SUPPLIED DATA »
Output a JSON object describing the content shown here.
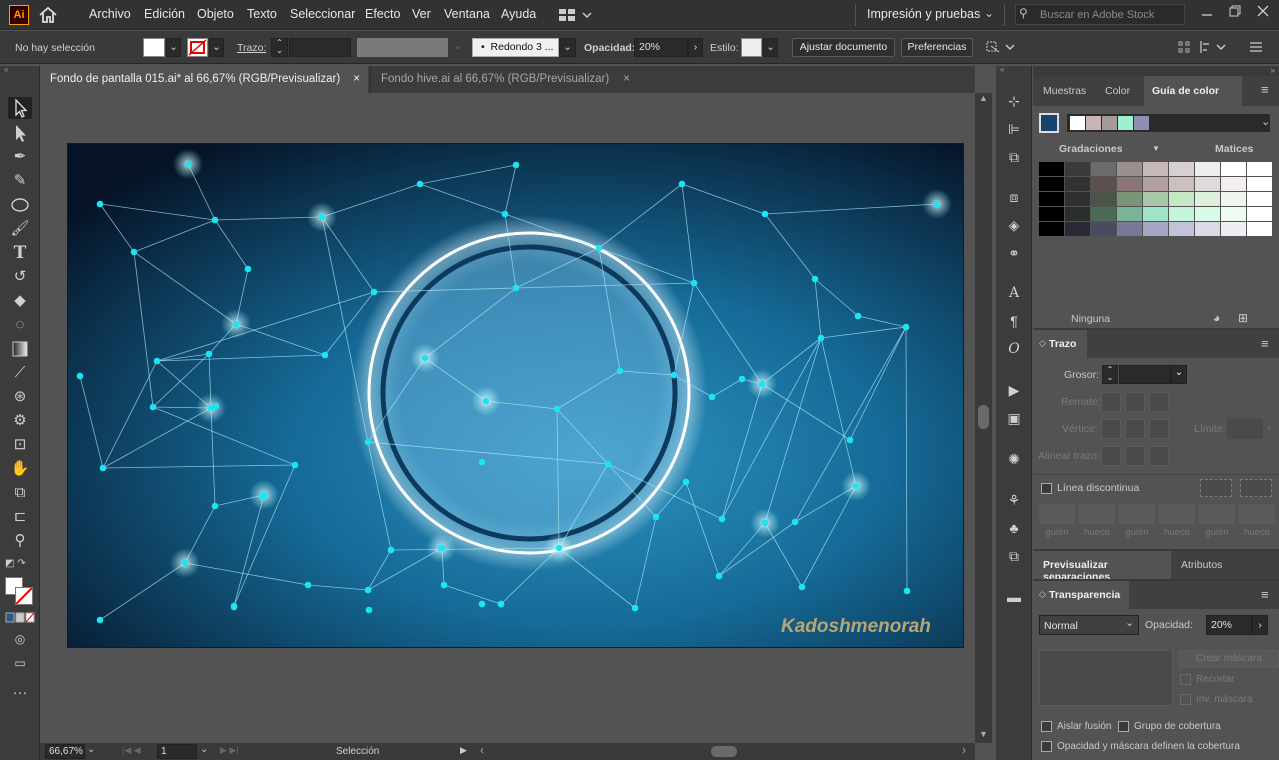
{
  "app": {
    "logo": "Ai",
    "workspace": "Impresión y pruebas",
    "search_placeholder": "Buscar en Adobe Stock"
  },
  "menu": [
    "Archivo",
    "Edición",
    "Objeto",
    "Texto",
    "Seleccionar",
    "Efecto",
    "Ver",
    "Ventana",
    "Ayuda"
  ],
  "options": {
    "selection": "No hay selección",
    "stroke_label": "Trazo:",
    "brush": "Redondo 3 ...",
    "opacity_label": "Opacidad:",
    "opacity_value": "20%",
    "style_label": "Estilo:",
    "fit_doc": "Ajustar documento",
    "prefs": "Preferencias"
  },
  "tabs": [
    {
      "label": "Fondo de pantalla 015.ai* al 66,67% (RGB/Previsualizar)",
      "close": "×"
    },
    {
      "label": "Fondo hive.ai al 66,67% (RGB/Previsualizar)",
      "close": "×"
    }
  ],
  "artwork": {
    "watermark": "Kadoshmenorah",
    "bg_inner": "#2d93bf",
    "bg_outer": "#061326",
    "node_color": "#19e6f2"
  },
  "status": {
    "zoom": "66,67%",
    "page": "1",
    "tool": "Selección"
  },
  "color_panel": {
    "tabs": [
      "Muestras",
      "Color",
      "Guía de color"
    ],
    "gradations": "Gradaciones",
    "hues": "Matices",
    "none": "Ninguna",
    "harmony": [
      "#ffffff",
      "#c8b4b4",
      "#a59a98",
      "#9ff0d2",
      "#8f8fb4"
    ],
    "grid_rows": [
      [
        "#000000",
        "#3a3a3a",
        "#6b6b6b",
        "#9b9090",
        "#c8b9b9",
        "#d8d0d0",
        "#eeeeee",
        "#ffffff",
        "#ffffff"
      ],
      [
        "#000000",
        "#333333",
        "#5a4e4e",
        "#8a7474",
        "#b4a0a0",
        "#cdbfbf",
        "#e2dada",
        "#f2eeee",
        "#ffffff"
      ],
      [
        "#000000",
        "#303030",
        "#4a5548",
        "#7a9478",
        "#a8c8a8",
        "#c4e8c4",
        "#dcf0dc",
        "#eef6ee",
        "#ffffff"
      ],
      [
        "#000000",
        "#2a2e2c",
        "#4c6a58",
        "#7ab498",
        "#a2e4c8",
        "#c4f4dc",
        "#dafaea",
        "#eefcf4",
        "#ffffff"
      ],
      [
        "#000000",
        "#2a2a34",
        "#4a4a60",
        "#787898",
        "#a6a6c4",
        "#c2c2d8",
        "#dadae6",
        "#eeeef4",
        "#ffffff"
      ]
    ]
  },
  "stroke_panel": {
    "title": "Trazo",
    "weight": "Grosor:",
    "cap": "Remate:",
    "corner": "Vértice:",
    "limit": "Límite:",
    "align": "Alinear trazo:",
    "dashed": "Línea discontinua",
    "dash_labels": [
      "guión",
      "hueco",
      "guión",
      "hueco",
      "guión",
      "hueco"
    ]
  },
  "sep_panel": {
    "tabs": [
      "Previsualizar separaciones",
      "Atributos"
    ]
  },
  "transp_panel": {
    "title": "Transparencia",
    "mode": "Normal",
    "opacity_label": "Opacidad:",
    "opacity_value": "20%",
    "mask_btn": "Crear máscara",
    "clip": "Recortar",
    "invert": "Inv. máscara",
    "isolate": "Aislar fusión",
    "knockout": "Grupo de cobertura",
    "opacity_mask": "Opacidad y máscara definen la cobertura"
  }
}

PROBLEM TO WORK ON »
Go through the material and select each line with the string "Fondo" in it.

EXERCISE OUTPUT »
      "label": "Fondo de pantalla 015.ai* al 66,67% (RGB/Previsualizar)",
      "label": "Fondo hive.ai al 66,67% (RGB/Previsualizar)",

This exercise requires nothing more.